What to expect from a new NP practice standard
The College is revising the Nurse Practitioner practice standard to align its content with changes to national competencies for NPs and make it easier to apply in any practice setting. The practice standard will be shorter than the previous document but it will still include details, such as practice expectations and legal requirements that help NPs provide safe, effective and ethical care to their clients.
In early September, NPs and other stakeholders will receive an email requesting their feedback on a draft of the revised practice standard. The request for feedback will also be posted on www.cno.org for anyone to comment.
What about prescribing controlled substances?
When you receive the draft practice standard, you may wonder why it does not include anything new about scope of practice, such as prescribing controlled substances. This is because NPs do not yet have this authority. In 2011, when the NP drug list was eliminated, the Ontario government added a restriction to the regulation to prohibit NPs from prescribing controlled substances.

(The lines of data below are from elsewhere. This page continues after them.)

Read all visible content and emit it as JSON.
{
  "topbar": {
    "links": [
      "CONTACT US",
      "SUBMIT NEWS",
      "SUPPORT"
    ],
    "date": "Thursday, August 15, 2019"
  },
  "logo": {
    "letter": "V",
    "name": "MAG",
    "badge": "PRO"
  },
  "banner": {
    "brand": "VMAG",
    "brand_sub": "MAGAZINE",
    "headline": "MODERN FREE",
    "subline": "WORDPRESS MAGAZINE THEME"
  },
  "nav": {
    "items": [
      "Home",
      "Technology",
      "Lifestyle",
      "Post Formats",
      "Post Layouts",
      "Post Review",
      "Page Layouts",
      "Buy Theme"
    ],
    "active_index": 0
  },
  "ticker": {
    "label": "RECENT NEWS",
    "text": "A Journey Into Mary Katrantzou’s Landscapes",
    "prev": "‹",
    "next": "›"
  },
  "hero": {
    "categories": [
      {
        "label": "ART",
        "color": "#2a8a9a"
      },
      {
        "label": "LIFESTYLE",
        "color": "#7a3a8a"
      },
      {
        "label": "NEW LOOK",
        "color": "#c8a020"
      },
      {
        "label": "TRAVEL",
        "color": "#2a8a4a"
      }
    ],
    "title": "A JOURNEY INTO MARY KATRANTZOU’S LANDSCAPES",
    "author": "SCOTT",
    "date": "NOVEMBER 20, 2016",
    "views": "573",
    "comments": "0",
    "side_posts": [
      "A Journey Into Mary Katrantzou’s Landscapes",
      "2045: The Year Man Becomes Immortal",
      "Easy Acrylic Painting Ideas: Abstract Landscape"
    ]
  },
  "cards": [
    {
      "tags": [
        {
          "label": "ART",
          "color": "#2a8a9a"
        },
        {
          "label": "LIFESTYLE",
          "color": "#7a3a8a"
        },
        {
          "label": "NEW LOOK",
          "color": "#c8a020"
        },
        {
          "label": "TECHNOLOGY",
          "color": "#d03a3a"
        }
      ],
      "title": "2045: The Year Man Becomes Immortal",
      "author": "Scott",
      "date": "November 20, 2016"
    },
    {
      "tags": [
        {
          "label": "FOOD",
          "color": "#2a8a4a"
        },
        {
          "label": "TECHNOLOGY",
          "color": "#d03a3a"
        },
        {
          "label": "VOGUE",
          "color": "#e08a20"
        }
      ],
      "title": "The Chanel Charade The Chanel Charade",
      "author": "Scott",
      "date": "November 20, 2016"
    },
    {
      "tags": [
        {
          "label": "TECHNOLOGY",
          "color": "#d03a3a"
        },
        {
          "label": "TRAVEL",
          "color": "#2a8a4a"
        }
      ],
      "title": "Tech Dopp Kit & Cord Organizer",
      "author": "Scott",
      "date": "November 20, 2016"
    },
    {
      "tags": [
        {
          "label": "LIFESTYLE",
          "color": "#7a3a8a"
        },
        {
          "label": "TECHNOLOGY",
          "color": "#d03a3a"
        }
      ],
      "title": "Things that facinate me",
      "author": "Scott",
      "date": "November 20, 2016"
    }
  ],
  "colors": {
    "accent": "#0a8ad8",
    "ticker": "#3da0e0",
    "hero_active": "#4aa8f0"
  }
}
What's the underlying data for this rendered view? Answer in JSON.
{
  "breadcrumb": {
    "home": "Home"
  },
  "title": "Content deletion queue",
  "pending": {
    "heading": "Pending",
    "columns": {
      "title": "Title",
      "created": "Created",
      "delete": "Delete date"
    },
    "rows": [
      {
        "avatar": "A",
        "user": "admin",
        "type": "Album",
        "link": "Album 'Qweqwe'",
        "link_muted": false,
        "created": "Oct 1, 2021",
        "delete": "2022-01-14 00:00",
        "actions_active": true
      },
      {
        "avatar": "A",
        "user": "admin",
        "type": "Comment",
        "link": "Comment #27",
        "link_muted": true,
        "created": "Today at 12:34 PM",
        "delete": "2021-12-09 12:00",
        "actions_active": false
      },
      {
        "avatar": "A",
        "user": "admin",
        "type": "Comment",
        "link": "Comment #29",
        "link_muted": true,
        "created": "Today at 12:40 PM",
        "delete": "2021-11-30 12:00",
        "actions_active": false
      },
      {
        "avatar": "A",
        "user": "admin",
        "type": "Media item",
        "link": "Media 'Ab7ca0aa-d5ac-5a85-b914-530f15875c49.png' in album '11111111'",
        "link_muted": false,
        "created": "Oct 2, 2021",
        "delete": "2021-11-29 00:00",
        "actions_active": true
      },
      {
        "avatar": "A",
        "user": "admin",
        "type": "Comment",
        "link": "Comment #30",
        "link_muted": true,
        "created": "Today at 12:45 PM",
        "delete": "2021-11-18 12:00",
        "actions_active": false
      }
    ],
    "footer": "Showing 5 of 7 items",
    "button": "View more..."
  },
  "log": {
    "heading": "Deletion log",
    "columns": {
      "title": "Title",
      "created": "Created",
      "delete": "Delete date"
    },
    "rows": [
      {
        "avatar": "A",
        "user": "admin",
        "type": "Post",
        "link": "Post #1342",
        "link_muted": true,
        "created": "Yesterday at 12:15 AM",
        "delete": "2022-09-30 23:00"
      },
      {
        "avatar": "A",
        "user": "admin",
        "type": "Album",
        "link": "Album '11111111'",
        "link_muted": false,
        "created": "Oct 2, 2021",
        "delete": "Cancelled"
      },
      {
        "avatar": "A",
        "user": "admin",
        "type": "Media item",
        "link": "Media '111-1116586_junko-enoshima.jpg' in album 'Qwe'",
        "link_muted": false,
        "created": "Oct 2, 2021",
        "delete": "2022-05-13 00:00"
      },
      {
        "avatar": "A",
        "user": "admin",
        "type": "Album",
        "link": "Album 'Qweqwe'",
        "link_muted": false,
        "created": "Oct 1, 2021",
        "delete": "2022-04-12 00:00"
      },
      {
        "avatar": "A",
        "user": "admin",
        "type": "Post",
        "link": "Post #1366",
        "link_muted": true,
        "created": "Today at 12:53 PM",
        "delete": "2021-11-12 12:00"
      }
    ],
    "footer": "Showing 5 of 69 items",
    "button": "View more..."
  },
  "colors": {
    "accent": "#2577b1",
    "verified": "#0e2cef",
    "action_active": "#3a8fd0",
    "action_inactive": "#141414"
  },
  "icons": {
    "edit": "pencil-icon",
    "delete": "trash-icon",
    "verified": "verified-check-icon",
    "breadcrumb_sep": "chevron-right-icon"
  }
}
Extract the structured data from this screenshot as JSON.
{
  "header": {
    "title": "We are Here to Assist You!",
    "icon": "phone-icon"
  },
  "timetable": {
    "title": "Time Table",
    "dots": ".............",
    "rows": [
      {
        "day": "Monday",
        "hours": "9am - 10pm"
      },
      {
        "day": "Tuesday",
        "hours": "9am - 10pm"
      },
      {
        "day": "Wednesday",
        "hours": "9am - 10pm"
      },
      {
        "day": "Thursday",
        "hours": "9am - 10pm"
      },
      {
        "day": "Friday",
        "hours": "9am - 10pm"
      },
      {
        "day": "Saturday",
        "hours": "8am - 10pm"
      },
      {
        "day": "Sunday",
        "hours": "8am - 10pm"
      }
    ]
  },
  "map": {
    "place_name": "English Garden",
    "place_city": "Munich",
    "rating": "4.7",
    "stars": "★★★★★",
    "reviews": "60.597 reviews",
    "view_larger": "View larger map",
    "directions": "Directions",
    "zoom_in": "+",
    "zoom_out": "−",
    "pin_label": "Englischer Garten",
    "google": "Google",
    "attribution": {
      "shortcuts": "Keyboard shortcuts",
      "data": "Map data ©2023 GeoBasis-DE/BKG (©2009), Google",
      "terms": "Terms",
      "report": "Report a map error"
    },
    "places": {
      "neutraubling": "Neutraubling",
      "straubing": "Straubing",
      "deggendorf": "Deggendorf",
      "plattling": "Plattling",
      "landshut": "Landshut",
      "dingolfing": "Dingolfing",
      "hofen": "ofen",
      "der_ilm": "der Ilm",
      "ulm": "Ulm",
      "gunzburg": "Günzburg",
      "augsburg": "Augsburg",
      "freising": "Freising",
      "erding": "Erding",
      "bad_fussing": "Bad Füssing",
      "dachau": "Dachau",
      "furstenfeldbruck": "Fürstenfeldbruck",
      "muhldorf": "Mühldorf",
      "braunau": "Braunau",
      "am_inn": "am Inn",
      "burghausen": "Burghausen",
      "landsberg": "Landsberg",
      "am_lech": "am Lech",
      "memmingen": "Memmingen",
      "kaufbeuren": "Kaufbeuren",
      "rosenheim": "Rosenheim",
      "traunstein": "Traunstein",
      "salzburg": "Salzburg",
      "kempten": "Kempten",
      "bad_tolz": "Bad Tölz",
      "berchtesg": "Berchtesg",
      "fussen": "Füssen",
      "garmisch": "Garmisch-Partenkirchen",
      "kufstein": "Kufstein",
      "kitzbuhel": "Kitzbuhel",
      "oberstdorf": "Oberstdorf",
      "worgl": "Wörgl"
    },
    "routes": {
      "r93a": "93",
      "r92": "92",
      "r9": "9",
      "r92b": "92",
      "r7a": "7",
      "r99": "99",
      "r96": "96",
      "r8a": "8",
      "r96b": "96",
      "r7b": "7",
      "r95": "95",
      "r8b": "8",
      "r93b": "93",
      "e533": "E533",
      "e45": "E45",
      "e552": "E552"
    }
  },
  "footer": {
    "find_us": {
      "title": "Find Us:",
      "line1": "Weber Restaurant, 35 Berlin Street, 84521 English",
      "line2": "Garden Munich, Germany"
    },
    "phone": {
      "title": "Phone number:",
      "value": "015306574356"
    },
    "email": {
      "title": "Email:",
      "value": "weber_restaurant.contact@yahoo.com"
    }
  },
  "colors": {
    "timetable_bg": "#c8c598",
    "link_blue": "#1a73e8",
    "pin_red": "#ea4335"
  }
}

The misuse and abuse of controlled substances have become a major public health challenge for governments. Given the complexities, regulation change enabling NPs to prescribe controlled substances will be made following policy direction from, and in close collaboration with, the Ontario government.
Changes to scope of practice for any health profession are a provincial government decision. Once we have policy direction from the government, the College will propose a regulation for safe practice for government to approve.
What we’ve done so far
Recognizing the high-level of risk associated with controlled substances, we began work in 2012 to prepare for a future change to the regulation. We conducted extensive research and surveyed NPs to explore their practice realities, learning needs and what they need to safely, effectively and ethically prescribe controlled substances. We also participated in a national work group to identify strategies that would support consistency in regulatory approaches across the country. In March 2014, Council supported a policy that when NPs become legally authorized to prescribe controlled substances, they will be required to complete specific education before they can prescribe these medications.
We don’t have a timeline for when this prescribing authority will be in place. We will do more consultation with NPs and other stakeholders before any changes are made.
The new NP practice standard will be designed to ensure future regulation changes allowing NPs to prescribe controlled substances can be easily incorporated into the document.
Watch The Standard for updates and opportunities to comment on the draft practice standard.